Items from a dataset
----

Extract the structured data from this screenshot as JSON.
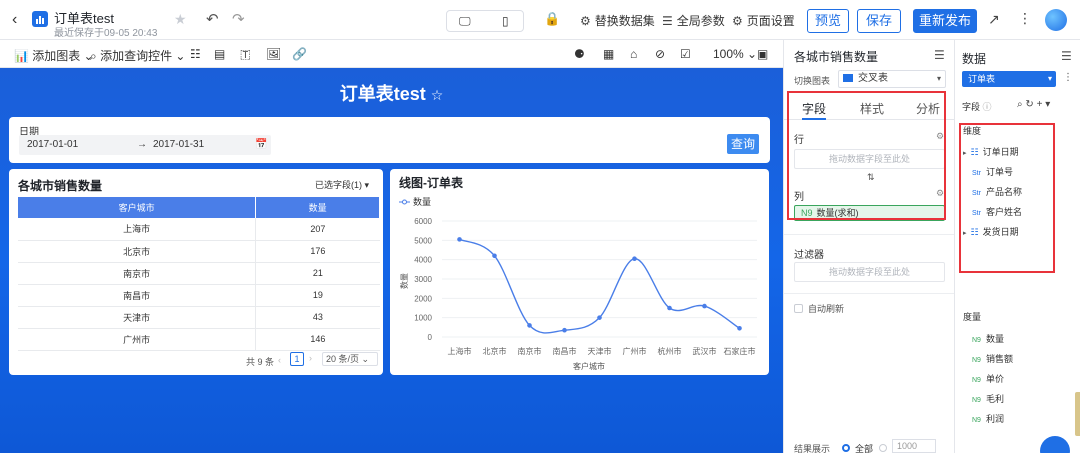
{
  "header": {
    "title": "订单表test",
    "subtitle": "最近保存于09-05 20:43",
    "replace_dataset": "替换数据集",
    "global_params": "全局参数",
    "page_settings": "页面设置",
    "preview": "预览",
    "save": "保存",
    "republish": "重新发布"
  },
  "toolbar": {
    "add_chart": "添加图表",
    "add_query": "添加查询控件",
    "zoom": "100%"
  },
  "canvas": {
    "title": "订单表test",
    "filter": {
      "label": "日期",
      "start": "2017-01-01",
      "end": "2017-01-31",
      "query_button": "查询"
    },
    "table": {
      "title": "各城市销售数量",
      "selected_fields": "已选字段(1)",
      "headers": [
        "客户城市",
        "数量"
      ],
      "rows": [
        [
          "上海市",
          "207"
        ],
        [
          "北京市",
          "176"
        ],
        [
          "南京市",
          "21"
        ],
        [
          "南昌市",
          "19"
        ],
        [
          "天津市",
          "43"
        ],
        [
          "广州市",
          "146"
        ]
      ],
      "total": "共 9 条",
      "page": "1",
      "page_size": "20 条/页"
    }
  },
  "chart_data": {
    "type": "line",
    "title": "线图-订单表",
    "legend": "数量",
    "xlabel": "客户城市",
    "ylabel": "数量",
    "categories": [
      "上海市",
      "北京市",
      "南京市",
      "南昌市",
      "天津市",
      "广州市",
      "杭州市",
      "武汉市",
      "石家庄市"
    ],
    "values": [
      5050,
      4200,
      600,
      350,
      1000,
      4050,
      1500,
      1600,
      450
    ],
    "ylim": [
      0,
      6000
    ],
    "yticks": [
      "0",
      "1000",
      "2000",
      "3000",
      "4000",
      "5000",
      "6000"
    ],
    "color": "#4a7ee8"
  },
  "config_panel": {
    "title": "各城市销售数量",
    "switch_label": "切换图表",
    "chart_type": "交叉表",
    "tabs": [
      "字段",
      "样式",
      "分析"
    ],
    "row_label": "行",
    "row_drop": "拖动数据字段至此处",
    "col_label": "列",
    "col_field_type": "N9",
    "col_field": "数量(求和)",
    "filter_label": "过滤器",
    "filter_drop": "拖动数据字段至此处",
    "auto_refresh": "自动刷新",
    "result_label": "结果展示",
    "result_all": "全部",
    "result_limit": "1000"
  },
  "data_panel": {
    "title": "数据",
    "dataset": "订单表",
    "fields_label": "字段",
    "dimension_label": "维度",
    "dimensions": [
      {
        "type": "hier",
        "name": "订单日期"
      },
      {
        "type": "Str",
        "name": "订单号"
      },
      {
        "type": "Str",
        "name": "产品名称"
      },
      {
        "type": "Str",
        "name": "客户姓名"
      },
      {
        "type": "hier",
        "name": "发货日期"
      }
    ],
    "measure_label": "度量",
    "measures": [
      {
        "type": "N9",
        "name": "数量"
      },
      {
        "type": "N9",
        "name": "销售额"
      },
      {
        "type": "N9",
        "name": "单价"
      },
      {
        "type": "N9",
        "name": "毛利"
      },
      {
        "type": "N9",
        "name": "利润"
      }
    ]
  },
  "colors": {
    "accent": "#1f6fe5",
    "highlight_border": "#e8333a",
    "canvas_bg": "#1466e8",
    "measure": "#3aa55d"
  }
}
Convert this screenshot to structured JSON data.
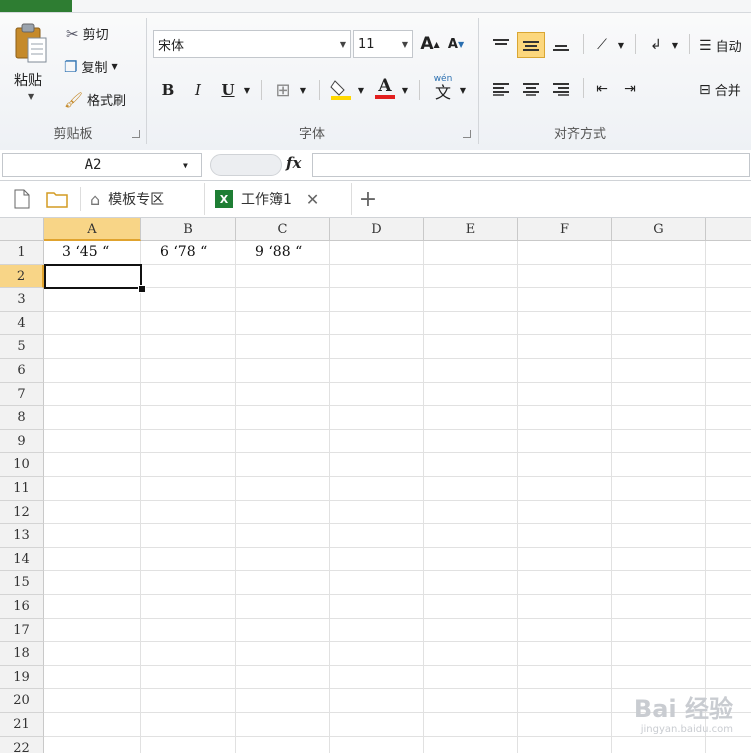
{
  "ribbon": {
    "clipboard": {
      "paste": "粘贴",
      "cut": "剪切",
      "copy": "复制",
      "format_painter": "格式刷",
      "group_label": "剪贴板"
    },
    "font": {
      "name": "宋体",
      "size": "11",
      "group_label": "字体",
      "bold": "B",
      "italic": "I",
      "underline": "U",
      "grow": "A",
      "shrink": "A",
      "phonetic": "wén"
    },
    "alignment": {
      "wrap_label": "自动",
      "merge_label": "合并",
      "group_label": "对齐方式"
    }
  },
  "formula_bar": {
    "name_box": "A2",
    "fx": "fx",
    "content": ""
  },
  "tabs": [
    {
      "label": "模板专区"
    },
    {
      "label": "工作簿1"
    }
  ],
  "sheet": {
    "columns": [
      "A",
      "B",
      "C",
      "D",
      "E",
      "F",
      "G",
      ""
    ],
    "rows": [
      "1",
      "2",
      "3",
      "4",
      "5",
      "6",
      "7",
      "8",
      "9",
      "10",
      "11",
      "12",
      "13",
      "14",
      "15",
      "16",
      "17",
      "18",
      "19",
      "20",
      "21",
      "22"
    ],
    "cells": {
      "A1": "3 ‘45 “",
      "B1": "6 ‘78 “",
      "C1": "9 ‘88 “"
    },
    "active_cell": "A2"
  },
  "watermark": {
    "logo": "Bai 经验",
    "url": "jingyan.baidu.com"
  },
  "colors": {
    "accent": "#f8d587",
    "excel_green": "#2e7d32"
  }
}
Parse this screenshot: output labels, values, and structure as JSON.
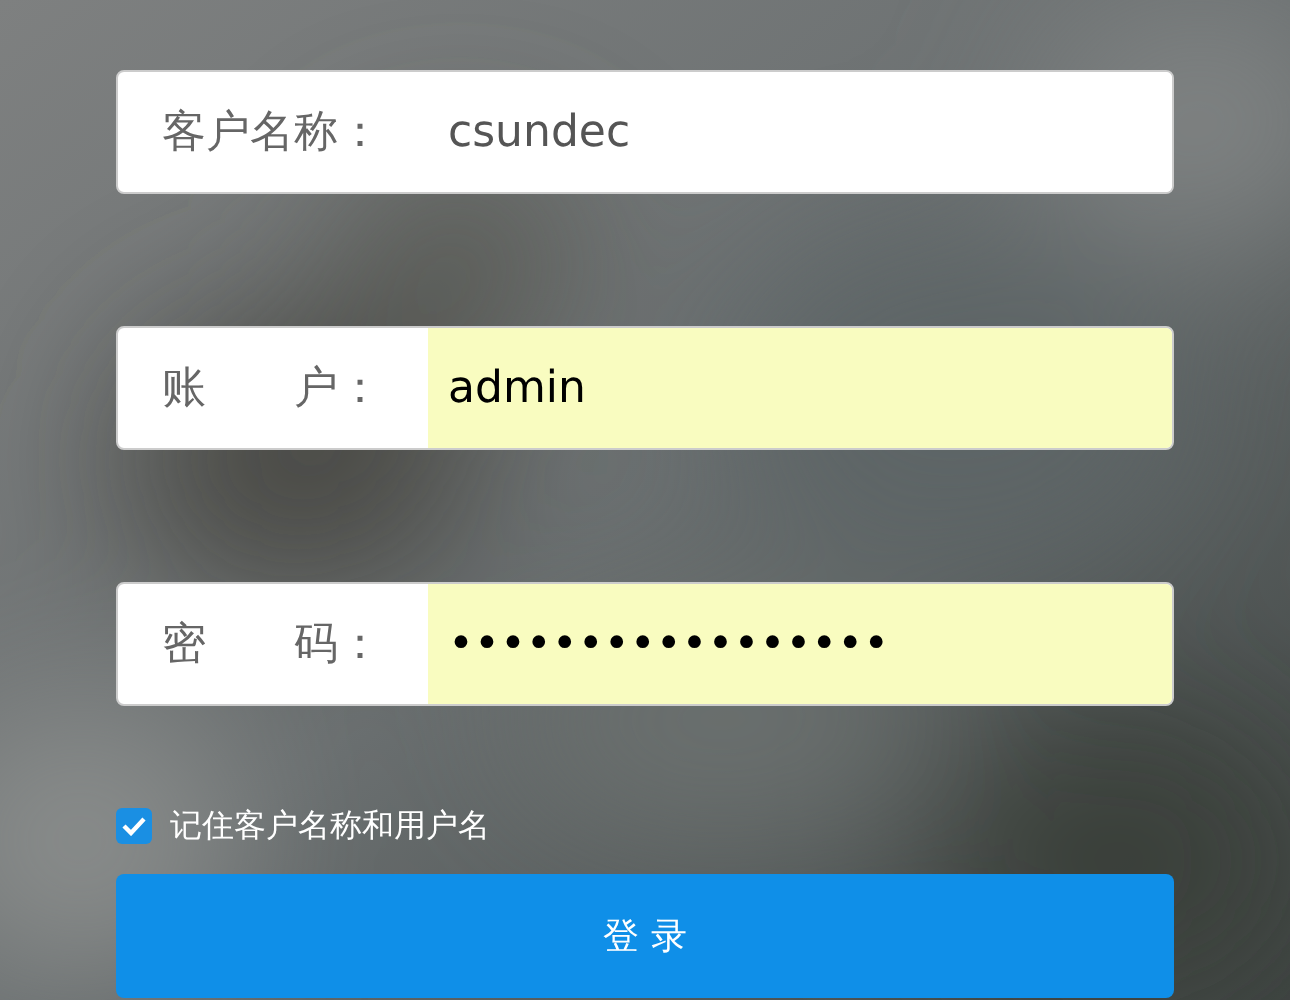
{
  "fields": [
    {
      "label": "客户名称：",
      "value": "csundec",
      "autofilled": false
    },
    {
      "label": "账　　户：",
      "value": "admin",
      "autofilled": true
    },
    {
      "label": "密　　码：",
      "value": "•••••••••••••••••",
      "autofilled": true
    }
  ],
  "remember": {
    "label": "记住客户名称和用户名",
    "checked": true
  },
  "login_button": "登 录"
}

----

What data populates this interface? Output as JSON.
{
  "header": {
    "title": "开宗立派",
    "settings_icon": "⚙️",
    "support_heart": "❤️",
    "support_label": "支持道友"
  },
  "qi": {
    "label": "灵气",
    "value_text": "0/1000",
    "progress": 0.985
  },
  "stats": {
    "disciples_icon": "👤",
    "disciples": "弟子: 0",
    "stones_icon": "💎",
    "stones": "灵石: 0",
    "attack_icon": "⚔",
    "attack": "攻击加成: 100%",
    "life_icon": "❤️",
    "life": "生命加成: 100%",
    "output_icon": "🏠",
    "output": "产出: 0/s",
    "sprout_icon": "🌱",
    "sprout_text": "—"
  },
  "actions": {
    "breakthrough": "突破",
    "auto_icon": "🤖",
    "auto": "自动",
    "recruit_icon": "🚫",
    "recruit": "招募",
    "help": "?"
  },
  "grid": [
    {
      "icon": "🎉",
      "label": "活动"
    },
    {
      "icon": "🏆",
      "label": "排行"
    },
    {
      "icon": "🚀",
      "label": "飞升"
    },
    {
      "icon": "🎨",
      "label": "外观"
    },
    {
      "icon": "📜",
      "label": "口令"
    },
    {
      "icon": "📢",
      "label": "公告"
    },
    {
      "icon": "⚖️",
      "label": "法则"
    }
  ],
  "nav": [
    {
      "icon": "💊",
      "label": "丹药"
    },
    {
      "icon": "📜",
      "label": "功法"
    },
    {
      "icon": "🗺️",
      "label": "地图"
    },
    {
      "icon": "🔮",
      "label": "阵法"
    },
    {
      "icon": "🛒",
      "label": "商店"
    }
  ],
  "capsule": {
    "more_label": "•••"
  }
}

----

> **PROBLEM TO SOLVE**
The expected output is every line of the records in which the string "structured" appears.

> **OUTPUT FOR THIS TASK**
Extract the structured data from this screenshot as JSON.
Convert this screenshot to structured JSON data.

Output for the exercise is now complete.